Residential Advisor (RA) and House Manager (HM) position applications will be combined in the same application process this year, with the application for both positions due Feb. 7. Applicants can apply for one or both positions and indicate their preferences on the application.
While this application process will be similar to previous years for RAs, HMs will now be selected before program house residents are chosen, with students applying for program housing after spring break. The previous process for selecting HMs chose an HM for a program house from its accepted applicants, which Associate Director of Residential Life Maureen Isleib believes created disproportionate chances for interested students to become HMs.
“Some students would apply not because they wanted to be an HM, but because they knew someone had to step up for the sake of the house,” Isleib wrote in an email to The Argus. “In other houses, there would be a number of strong candidates seeking the HM position and yet we could only offer the position to one of them. This new process creates a space for students wanting the leadership opportunity as an HM to seek that, while those who are solely interested in the house mission can focus their energies accordingly.”
For Womxn of Color House (WoCoHo) HM Charity Russell ’21, her enthusiasm after being selected as a resident for WoCoHo drove her to apply for the HM position.
“I went on to apply to be house manager just because I was really excited about getting into the house, and then I thought I could be a really cool fit and have more of a say of what goes on in the house and be able to create a nice cohort of women of color,” Russell said. “I really enjoy spaces where I can see people that look like me, can identify with me and understand my experience, especially at Wesleyan, so it was something that I really wanted to do.”
Because HMs will no longer come from a pool of residents selected by the previous house’s residents, current program house residents will have less of a say in selecting next year’s HM. While Russell emphasizes the value of having house residents’ input, based on her experience being selected as HM she believes ResLife will be able to pick an HM who can effectively work towards a program house’s mission.
“I do think that it’s really important to have more of a peer input on who is going where just because living in a house is a really great experience in that you know a lot about the community that you would like to create,” Russell said. “But at the same time, ResLife staff are very holistic in the way that they see things, and I do think that it’s not like, ‘Oh, like they will never be able to, to successfully pick a house manager because they don’t live in the house.’ They also know the house missions and they understand them.”
Due to ResLife playing a larger role in assigning HMs to houses, Isleib emphasizes the care that needs to be taken to place HMs in appropriate houses.
“It should also be noted that students will have an opportunity to preference particular houses, and will be asked questions regarding those missions in the interview,” Isleib said. “We recognize that not everyone is a candidate for any house and need to be thoughtful and intentional in our hiring assignments.”

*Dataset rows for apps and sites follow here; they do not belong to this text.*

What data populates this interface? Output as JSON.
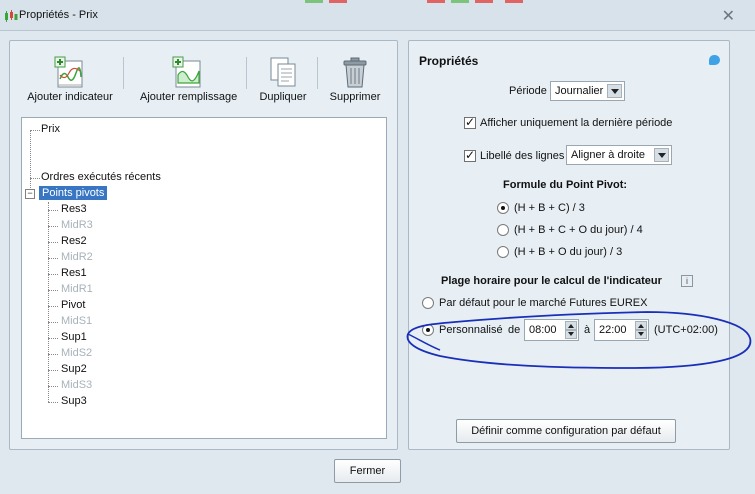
{
  "window": {
    "title": "Propriétés - Prix",
    "close_glyph": "✕"
  },
  "toolbar": {
    "add_indicator": "Ajouter indicateur",
    "add_fill": "Ajouter remplissage",
    "duplicate": "Dupliquer",
    "delete": "Supprimer"
  },
  "tree": {
    "items": [
      {
        "label": "Prix"
      },
      {
        "label": "Ordres exécutés récents"
      },
      {
        "label": "Points pivots"
      },
      {
        "label": "Res3"
      },
      {
        "label": "MidR3"
      },
      {
        "label": "Res2"
      },
      {
        "label": "MidR2"
      },
      {
        "label": "Res1"
      },
      {
        "label": "MidR1"
      },
      {
        "label": "Pivot"
      },
      {
        "label": "MidS1"
      },
      {
        "label": "Sup1"
      },
      {
        "label": "MidS2"
      },
      {
        "label": "Sup2"
      },
      {
        "label": "MidS3"
      },
      {
        "label": "Sup3"
      }
    ]
  },
  "props": {
    "title": "Propriétés",
    "period_label": "Période",
    "period_value": "Journalier",
    "only_last_period": "Afficher uniquement la dernière période",
    "line_labels": "Libellé des lignes",
    "line_labels_value": "Aligner à droite",
    "formula_title": "Formule du Point Pivot:",
    "formulas": [
      "(H + B + C) / 3",
      "(H + B + C + O du jour) / 4",
      "(H + B + O du jour) / 3"
    ],
    "range_title": "Plage horaire pour le calcul de l'indicateur",
    "info_glyph": "i",
    "default_range": "Par défaut pour le marché Futures EUREX",
    "custom_range": "Personnalisé",
    "from_label": "de",
    "from_value": "08:00",
    "to_label": "à",
    "to_value": "22:00",
    "tz": "(UTC+02:00)",
    "set_default_button": "Définir comme configuration par défaut"
  },
  "footer": {
    "close_button": "Fermer"
  },
  "colors": {
    "selection": "#3876c4",
    "annotation_ink": "#1a2fb8",
    "info_bubble": "#3da2e6"
  }
}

Isleib hopes this change will both provide a pool of HM alternates for HMs who study abroad in the spring and also prevent prospective program house residents from vacating their program house if they are chosen as RAs. Under the current system, students leaving their program houses after being accepted as an RA causes more boarders, or residents who do not participate in house activities and event planning, to be placed in program houses.
Jocelyn Maeyama can be reached at email@example.com.